Hit The Road...Running provides fitness training and education aimed at runners. This section is a collection of articles and white papers written by Tony Denford, founder of Hit The Road. Feel free to post your thoughts in the comments of any post.

Thursday, October 11, 2007

TIPS - Invest in technique, not in shoes

Once again a study is released which concludes that there is no correlation between the price of running shoes and their effectiveness at preventing injury. Many of you may have already heard me quoting earlier studies which came to the same conclusion.

So what is the secret to staying injury free?

There are several factors to this question including mileage, training intensity, rest intervals and training habits but nothing is more important than the actual technique of the runner. There are far too many programs out there that focus on covering a certain distance or running at a certain pace but not enough trainers are focusing on limiting the impact of running which we all know is the cause of almost all running related injuries.

If you've ever taken those expensive running shoes off and tried to run, you'll immediately find that you run very differently. No longer will you heel strike or step out in front of your centre of gravity, both would be too painful. What you will do is land in a more protective stance with your foot directly beneath you and much more on the ball of the foot.

There are a couple of major benefits to running this way when you put the shoes back on. Firstly it's your body's natural response to protect yourself from impact injuries. Secondly, as you are no longer landing on your heals, you are neutralizing the affect of pronation or supination (rolling of the foot throughout the motion of running). The benefit of having a neutral foot strike is that you are not putting additional stresses on your ankle, knee and hip joints by twisting to compensate for the jarring effect of a heal strike and again reducing your risk of injury.

At first it may seem like an unnatural way to run but once you work on increasing your cadence to compensate for the shorter stride, it will soon train your nervous system and become second nature.

The last concern is that by shortening your stride you will run slower but next time you're at a big race, watch the guys at the front. Most world class runners run at a cadence of 160-180 steps per minute. Their secret to running faster is to spend more time in the air and no-one has ever had an impact injury from being in the air.

Like my skydiving buddy once said, it's not the falling that will kill you, it's hitting the ground.

Run smooth.

About The Author

Tony Denford is a certified personal trainer and owner or Hit the Road. He has been training primarily runners since 2002 and has worked with beginners all the way to Boston Qualifier Marathon runners.

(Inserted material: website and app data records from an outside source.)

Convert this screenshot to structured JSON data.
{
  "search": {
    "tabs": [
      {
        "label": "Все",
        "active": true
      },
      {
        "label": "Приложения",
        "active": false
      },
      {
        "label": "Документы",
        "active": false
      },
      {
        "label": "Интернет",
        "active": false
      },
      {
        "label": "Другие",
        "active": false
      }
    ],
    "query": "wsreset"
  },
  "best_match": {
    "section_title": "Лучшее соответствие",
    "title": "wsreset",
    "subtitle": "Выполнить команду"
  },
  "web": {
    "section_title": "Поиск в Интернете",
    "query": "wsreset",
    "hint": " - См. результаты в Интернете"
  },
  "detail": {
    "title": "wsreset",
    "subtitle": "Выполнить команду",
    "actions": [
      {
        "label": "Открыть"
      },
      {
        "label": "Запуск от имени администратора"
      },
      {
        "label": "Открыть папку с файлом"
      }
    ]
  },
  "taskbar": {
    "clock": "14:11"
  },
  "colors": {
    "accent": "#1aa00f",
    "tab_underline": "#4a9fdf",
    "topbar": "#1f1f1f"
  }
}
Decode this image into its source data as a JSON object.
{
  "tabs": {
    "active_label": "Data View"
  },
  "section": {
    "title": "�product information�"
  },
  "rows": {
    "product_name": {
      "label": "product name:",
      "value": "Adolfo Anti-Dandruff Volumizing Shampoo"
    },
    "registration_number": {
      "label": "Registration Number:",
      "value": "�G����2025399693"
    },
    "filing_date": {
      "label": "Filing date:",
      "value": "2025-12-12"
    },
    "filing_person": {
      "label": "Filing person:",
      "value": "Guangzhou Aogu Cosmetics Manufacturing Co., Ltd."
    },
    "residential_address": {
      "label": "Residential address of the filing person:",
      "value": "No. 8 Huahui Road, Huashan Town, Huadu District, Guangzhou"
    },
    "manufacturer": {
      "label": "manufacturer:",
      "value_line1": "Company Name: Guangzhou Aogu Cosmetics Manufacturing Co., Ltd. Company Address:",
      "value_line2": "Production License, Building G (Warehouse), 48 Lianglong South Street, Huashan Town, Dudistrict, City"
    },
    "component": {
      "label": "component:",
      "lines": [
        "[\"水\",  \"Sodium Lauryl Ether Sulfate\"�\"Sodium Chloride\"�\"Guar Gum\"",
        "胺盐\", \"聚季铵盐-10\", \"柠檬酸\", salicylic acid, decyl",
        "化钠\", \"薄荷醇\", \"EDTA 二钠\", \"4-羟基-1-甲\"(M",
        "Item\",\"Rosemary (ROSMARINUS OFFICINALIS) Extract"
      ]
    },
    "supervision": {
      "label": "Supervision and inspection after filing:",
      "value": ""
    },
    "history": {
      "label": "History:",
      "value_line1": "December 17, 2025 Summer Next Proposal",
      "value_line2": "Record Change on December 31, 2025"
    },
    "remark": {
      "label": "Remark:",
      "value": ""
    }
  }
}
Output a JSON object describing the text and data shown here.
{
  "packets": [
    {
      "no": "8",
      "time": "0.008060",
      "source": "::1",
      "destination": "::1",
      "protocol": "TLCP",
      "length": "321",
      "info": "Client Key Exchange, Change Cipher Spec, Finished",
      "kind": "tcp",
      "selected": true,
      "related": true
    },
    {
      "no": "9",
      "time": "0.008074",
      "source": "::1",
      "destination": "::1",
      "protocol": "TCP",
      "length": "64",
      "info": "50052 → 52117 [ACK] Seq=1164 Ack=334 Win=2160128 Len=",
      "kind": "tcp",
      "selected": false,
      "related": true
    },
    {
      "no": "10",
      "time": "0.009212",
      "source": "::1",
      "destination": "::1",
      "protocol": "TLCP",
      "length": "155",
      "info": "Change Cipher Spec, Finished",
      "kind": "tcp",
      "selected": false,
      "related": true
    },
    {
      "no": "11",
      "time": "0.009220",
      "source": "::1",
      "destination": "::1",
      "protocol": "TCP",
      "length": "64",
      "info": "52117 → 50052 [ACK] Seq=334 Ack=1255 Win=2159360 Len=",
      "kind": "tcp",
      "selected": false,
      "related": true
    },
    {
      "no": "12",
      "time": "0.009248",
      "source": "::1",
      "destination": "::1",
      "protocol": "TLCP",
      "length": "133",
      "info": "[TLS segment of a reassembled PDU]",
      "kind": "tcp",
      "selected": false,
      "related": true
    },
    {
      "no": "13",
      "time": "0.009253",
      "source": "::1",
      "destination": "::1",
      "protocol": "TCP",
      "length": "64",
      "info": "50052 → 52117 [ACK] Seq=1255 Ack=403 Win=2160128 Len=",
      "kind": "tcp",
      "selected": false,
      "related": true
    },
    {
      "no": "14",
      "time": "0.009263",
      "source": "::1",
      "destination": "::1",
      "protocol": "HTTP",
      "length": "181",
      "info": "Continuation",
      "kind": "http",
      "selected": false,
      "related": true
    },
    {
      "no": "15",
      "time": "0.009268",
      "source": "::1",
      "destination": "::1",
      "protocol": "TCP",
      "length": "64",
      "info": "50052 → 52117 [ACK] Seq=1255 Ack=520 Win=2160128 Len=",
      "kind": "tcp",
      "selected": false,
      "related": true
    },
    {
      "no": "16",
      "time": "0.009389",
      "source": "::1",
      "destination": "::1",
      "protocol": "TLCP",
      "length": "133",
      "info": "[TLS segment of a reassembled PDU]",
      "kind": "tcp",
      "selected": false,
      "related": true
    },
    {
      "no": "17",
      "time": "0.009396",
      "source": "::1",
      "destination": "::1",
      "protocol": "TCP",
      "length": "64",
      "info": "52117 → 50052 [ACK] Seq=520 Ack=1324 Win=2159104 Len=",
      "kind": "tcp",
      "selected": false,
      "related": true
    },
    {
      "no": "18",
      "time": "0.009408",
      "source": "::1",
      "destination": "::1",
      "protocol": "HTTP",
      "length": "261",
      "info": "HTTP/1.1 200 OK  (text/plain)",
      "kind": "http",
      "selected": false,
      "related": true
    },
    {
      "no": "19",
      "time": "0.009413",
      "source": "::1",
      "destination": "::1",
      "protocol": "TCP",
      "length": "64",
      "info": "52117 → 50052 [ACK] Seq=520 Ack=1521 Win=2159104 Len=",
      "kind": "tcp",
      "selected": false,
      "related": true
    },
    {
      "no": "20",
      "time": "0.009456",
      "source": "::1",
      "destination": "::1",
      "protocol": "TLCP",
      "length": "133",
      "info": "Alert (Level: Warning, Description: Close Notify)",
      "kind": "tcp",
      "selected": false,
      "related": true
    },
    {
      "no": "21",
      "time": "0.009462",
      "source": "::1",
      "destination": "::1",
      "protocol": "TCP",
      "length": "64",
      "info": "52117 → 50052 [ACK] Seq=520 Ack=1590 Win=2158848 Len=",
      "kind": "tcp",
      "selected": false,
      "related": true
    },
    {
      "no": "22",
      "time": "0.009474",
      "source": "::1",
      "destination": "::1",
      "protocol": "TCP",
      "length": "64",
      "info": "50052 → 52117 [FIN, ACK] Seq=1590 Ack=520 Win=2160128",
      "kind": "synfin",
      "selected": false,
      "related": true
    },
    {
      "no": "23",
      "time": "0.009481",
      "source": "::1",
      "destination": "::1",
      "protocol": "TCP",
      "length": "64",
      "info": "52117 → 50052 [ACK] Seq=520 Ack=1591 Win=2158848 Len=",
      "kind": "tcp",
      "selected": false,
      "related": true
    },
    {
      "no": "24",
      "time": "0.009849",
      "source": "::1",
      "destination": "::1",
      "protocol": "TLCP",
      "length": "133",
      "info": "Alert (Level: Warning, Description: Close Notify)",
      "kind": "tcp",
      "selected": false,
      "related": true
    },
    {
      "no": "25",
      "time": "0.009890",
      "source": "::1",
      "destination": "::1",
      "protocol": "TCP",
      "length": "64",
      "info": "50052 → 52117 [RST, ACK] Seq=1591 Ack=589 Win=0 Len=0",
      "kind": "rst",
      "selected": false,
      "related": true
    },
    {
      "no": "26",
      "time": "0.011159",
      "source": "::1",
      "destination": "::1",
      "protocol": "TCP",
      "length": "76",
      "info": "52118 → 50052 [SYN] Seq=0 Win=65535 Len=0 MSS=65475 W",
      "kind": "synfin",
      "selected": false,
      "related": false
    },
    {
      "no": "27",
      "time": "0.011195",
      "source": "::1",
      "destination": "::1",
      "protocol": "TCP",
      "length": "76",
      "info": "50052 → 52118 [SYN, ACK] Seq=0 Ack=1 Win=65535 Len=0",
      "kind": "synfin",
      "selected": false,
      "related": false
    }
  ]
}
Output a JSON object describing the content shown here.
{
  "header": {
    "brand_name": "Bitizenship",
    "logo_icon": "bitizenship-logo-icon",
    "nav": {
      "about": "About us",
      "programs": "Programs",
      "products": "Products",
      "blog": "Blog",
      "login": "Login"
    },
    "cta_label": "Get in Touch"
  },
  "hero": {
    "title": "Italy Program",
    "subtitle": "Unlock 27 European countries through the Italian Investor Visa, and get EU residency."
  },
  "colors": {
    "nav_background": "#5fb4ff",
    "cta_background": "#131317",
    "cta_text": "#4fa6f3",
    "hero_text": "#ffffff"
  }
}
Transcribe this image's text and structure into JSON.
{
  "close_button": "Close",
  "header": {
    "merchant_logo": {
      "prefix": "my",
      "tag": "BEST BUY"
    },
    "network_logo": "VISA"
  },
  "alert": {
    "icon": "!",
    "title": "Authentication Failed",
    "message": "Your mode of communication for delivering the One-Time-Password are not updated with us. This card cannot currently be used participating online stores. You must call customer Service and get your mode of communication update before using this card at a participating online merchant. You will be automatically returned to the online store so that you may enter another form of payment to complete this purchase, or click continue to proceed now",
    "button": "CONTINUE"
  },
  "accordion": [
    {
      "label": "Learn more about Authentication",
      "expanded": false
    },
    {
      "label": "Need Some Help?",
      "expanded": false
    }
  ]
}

Tony emphasizes balance and variety in his training methods and always tries to make sure his client’s fitness routines are fun as well as beneficial.

Visit www.hittheroadrunning.com for more details on Hit The Road’s programs and services.